*** SUPPLIED MATERIAL ***

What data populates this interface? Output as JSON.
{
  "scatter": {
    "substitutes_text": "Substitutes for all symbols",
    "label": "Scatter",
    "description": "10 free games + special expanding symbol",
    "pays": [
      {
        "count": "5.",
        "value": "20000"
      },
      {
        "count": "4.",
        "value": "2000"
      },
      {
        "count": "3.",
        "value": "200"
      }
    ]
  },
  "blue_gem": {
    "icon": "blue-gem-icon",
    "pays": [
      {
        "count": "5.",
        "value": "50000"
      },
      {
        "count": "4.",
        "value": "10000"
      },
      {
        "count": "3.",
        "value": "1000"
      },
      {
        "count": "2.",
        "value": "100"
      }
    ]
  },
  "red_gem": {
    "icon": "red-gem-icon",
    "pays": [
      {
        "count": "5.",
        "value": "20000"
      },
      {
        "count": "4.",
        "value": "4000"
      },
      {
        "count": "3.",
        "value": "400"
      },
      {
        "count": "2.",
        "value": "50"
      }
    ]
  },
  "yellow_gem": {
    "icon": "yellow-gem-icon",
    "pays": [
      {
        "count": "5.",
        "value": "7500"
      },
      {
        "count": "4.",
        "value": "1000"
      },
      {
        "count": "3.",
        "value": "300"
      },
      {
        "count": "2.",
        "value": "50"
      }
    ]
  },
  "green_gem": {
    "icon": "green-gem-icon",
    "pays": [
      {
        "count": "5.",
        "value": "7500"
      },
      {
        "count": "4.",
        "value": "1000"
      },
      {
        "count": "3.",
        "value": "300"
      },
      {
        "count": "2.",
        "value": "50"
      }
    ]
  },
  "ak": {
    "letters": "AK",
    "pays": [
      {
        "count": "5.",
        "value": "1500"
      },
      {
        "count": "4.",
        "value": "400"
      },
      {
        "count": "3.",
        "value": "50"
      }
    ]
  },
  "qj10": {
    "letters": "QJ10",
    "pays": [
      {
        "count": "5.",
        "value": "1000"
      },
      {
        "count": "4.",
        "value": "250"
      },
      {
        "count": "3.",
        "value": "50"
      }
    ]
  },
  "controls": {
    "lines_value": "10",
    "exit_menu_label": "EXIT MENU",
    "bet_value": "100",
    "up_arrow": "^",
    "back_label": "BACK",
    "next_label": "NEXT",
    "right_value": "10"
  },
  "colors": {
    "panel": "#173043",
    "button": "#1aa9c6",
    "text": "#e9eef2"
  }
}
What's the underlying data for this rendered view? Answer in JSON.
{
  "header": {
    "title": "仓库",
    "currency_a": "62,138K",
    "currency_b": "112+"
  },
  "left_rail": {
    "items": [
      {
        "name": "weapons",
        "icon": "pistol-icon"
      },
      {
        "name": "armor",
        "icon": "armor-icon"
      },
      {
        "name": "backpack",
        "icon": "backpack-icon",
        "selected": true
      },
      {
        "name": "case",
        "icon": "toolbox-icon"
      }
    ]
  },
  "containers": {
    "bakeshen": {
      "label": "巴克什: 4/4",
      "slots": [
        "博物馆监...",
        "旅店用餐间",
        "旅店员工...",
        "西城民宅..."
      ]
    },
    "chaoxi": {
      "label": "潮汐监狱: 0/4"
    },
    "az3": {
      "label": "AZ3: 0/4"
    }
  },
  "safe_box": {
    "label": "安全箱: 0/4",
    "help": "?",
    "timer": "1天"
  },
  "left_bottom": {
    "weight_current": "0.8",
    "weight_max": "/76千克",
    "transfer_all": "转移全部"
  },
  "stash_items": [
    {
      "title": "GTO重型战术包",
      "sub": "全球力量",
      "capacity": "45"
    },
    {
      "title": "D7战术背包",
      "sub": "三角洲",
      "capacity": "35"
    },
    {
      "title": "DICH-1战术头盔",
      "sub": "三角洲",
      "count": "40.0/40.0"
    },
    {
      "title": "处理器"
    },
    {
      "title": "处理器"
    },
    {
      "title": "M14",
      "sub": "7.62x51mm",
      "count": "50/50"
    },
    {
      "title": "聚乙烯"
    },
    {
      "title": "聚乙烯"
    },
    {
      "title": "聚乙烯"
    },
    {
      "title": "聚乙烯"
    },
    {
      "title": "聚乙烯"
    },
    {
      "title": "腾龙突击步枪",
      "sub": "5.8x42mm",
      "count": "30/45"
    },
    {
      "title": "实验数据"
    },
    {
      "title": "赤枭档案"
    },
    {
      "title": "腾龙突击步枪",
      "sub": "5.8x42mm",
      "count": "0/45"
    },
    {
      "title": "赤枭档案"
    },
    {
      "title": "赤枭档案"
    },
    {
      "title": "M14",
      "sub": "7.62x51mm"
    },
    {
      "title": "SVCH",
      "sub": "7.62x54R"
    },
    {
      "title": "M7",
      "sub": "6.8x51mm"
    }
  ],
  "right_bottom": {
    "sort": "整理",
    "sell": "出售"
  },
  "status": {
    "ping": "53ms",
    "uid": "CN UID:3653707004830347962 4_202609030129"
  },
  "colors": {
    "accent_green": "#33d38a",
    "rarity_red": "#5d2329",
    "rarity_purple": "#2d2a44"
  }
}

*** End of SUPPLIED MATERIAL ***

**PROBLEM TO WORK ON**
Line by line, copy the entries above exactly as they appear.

**OUTPUT OF THE TASK**
What data populates this interface? Output as JSON.
{
  "scatter": {
    "substitutes_text": "Substitutes for all symbols",
    "label": "Scatter",
    "description": "10 free games + special expanding symbol",
    "pays": [
      {
        "count": "5.",
        "value": "20000"
      },
      {
        "count": "4.",
        "value": "2000"
      },
      {
        "count": "3.",
        "value": "200"
      }
    ]
  },
  "blue_gem": {
    "icon": "blue-gem-icon",
    "pays": [
      {
        "count": "5.",
        "value": "50000"
      },
      {
        "count": "4.",
        "value": "10000"
      },
      {
        "count": "3.",
        "value": "1000"
      },
      {
        "count": "2.",
        "value": "100"
      }
    ]
  },
  "red_gem": {
    "icon": "red-gem-icon",
    "pays": [
      {
        "count": "5.",
        "value": "20000"
      },
      {
        "count": "4.",
        "value": "4000"
      },
      {
        "count": "3.",
        "value": "400"
      },
      {
        "count": "2.",
        "value": "50"
      }
    ]
  },
  "yellow_gem": {
    "icon": "yellow-gem-icon",
    "pays": [
      {
        "count": "5.",
        "value": "7500"
      },
      {
        "count": "4.",
        "value": "1000"
      },
      {
        "count": "3.",
        "value": "300"
      },
      {
        "count": "2.",
        "value": "50"
      }
    ]
  },
  "green_gem": {
    "icon": "green-gem-icon",
    "pays": [
      {
        "count": "5.",
        "value": "7500"
      },
      {
        "count": "4.",
        "value": "1000"
      },
      {
        "count": "3.",
        "value": "300"
      },
      {
        "count": "2.",
        "value": "50"
      }
    ]
  },
  "ak": {
    "letters": "AK",
    "pays": [
      {
        "count": "5.",
        "value": "1500"
      },
      {
        "count": "4.",
        "value": "400"
      },
      {
        "count": "3.",
        "value": "50"
      }
    ]
  },
  "qj10": {
    "letters": "QJ10",
    "pays": [
      {
        "count": "5.",
        "value": "1000"
      },
      {
        "count": "4.",
        "value": "250"
      },
      {
        "count": "3.",
        "value": "50"
      }
    ]
  },
  "controls": {
    "lines_value": "10",
    "exit_menu_label": "EXIT MENU",
    "bet_value": "100",
    "up_arrow": "^",
    "back_label": "BACK",
    "next_label": "NEXT",
    "right_value": "10"
  },
  "colors": {
    "panel": "#173043",
    "button": "#1aa9c6",
    "text": "#e9eef2"
  }
}
What's the underlying data for this rendered view? Answer in JSON.
{
  "header": {
    "title": "仓库",
    "currency_a": "62,138K",
    "currency_b": "112+"
  },
  "left_rail": {
    "items": [
      {
        "name": "weapons",
        "icon": "pistol-icon"
      },
      {
        "name": "armor",
        "icon": "armor-icon"
      },
      {
        "name": "backpack",
        "icon": "backpack-icon",
        "selected": true
      },
      {
        "name": "case",
        "icon": "toolbox-icon"
      }
    ]
  },
  "containers": {
    "bakeshen": {
      "label": "巴克什: 4/4",
      "slots": [
        "博物馆监...",
        "旅店用餐间",
        "旅店员工...",
        "西城民宅..."
      ]
    },
    "chaoxi": {
      "label": "潮汐监狱: 0/4"
    },
    "az3": {
      "label": "AZ3: 0/4"
    }
  },
  "safe_box": {
    "label": "安全箱: 0/4",
    "help": "?",
    "timer": "1天"
  },
  "left_bottom": {
    "weight_current": "0.8",
    "weight_max": "/76千克",
    "transfer_all": "转移全部"
  },
  "stash_items": [
    {
      "title": "GTO重型战术包",
      "sub": "全球力量",
      "capacity": "45"
    },
    {
      "title": "D7战术背包",
      "sub": "三角洲",
      "capacity": "35"
    },
    {
      "title": "DICH-1战术头盔",
      "sub": "三角洲",
      "count": "40.0/40.0"
    },
    {
      "title": "处理器"
    },
    {
      "title": "处理器"
    },
    {
      "title": "M14",
      "sub": "7.62x51mm",
      "count": "50/50"
    },
    {
      "title": "聚乙烯"
    },
    {
      "title": "聚乙烯"
    },
    {
      "title": "聚乙烯"
    },
    {
      "title": "聚乙烯"
    },
    {
      "title": "聚乙烯"
    },
    {
      "title": "腾龙突击步枪",
      "sub": "5.8x42mm",
      "count": "30/45"
    },
    {
      "title": "实验数据"
    },
    {
      "title": "赤枭档案"
    },
    {
      "title": "腾龙突击步枪",
      "sub": "5.8x42mm",
      "count": "0/45"
    },
    {
      "title": "赤枭档案"
    },
    {
      "title": "赤枭档案"
    },
    {
      "title": "M14",
      "sub": "7.62x51mm"
    },
    {
      "title": "SVCH",
      "sub": "7.62x54R"
    },
    {
      "title": "M7",
      "sub": "6.8x51mm"
    }
  ],
  "right_bottom": {
    "sort": "整理",
    "sell": "出售"
  },
  "status": {
    "ping": "53ms",
    "uid": "CN UID:3653707004830347962 4_202609030129"
  },
  "colors": {
    "accent_green": "#33d38a",
    "rarity_red": "#5d2329",
    "rarity_purple": "#2d2a44"
  }
}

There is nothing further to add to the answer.